A Twitter comment from Tesla founder Elon Musk indicates the new metal casting technology will involve the “biggest casting machine ever made” that “will make [a] rear body in a single piece, including crash rails.”

A Reuters article following up on the Tweet says the new casting process is being used on Tesla Model Y production in Germany. It is unclear whether recycled-content aluminum is playing a role in the new process, or if it could in the future.

A shift from internal combustion engine (ICE) vehicles to EVs threatens the market for many recycled-content die-cast aluminum components, in a potential trend commented upon by London-based CRU in 2018.

The role of aluminum scrap in the wider EV body panel market remains uncertain, as does any impact from Tesla’s experimental technology.

The new casting process still involves large metal presses, known as Gigapress machines, according to a Tesla blog Reuters quotes. Those sizable presses are made by the Travagliato, Italy-based IDRA Group. That machinery maker, on its website, says as part of its sustainability commitment it will “sponsor R&D activities in the use of secondary alloys and actively reduce [the] use of primary aluminum.”

Manufacturers and the metals industry, including the aluminum sector, have been paying greater attention to the role of recycling in reducing carbon emissions, possibly by placing a higher value on recycled-content metal.

In the automotive assembly sector, Reuters says aluminum “has proven cumbersome to use in large components because it is difficult to stamp into complex shapes. To get intricate ridges and other shapes, aluminum pieces have needed to be glued or riveted, since welding deforms the metal.”

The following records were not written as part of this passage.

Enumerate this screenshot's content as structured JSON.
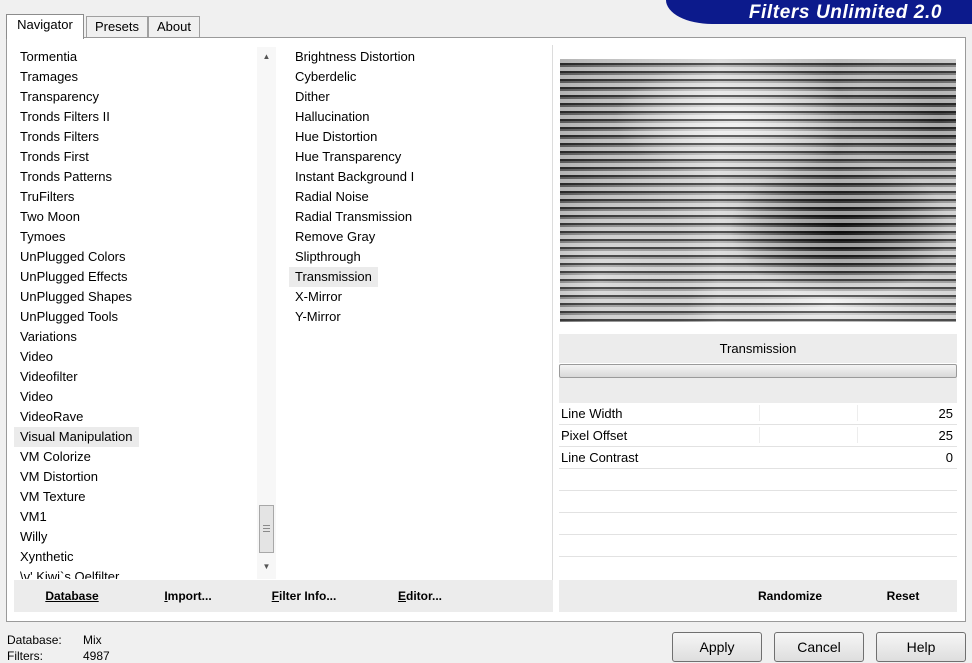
{
  "tabs": [
    {
      "label": "Navigator",
      "active": true
    },
    {
      "label": "Presets",
      "active": false
    },
    {
      "label": "About",
      "active": false
    }
  ],
  "brand": "Filters Unlimited 2.0",
  "categories": [
    "Tormentia",
    "Tramages",
    "Transparency",
    "Tronds Filters II",
    "Tronds Filters",
    "Tronds First",
    "Tronds Patterns",
    "TruFilters",
    "Two Moon",
    "Tymoes",
    "UnPlugged Colors",
    "UnPlugged Effects",
    "UnPlugged Shapes",
    "UnPlugged Tools",
    "Variations",
    "Video",
    "Videofilter",
    "Video",
    "VideoRave",
    "Visual Manipulation",
    "VM Colorize",
    "VM Distortion",
    "VM Texture",
    "VM1",
    "Willy",
    "Xynthetic",
    "\\v' Kiwi`s Oelfilter"
  ],
  "selected_category": "Visual Manipulation",
  "filters": [
    "Brightness Distortion",
    "Cyberdelic",
    "Dither",
    "Hallucination",
    "Hue Distortion",
    "Hue Transparency",
    "Instant Background I",
    "Radial Noise",
    "Radial Transmission",
    "Remove Gray",
    "Slipthrough",
    "Transmission",
    "X-Mirror",
    "Y-Mirror"
  ],
  "selected_filter": "Transmission",
  "filter_title": "Transmission",
  "progress_fraction": 0.0,
  "params": [
    {
      "name": "Line Width",
      "value": "25"
    },
    {
      "name": "Pixel Offset",
      "value": "25"
    },
    {
      "name": "Line Contrast",
      "value": "0"
    }
  ],
  "toolbar_left": [
    {
      "u": "D",
      "rest": "atabase"
    },
    {
      "u": "I",
      "rest": "mport..."
    },
    {
      "u": "F",
      "rest": "ilter Info..."
    },
    {
      "u": "E",
      "rest": "ditor..."
    }
  ],
  "toolbar_right": {
    "randomize": "Randomize",
    "reset": "Reset"
  },
  "status": {
    "database_label": "Database:",
    "database_value": "Mix",
    "filters_label": "Filters:",
    "filters_value": "4987"
  },
  "buttons": {
    "apply": "Apply",
    "cancel": "Cancel",
    "help": "Help"
  },
  "icons": {
    "scroll_up": "triangle-up",
    "scroll_down": "triangle-down"
  }
}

Tesla and IDRA’s technology has been designed to inject molten aluminum into a casting mold to avoid the use of fasteners or welds. Robots have been designed to extract the still hot cast and molded aluminum part quickly and efficiently.

Source: Brian Taylor,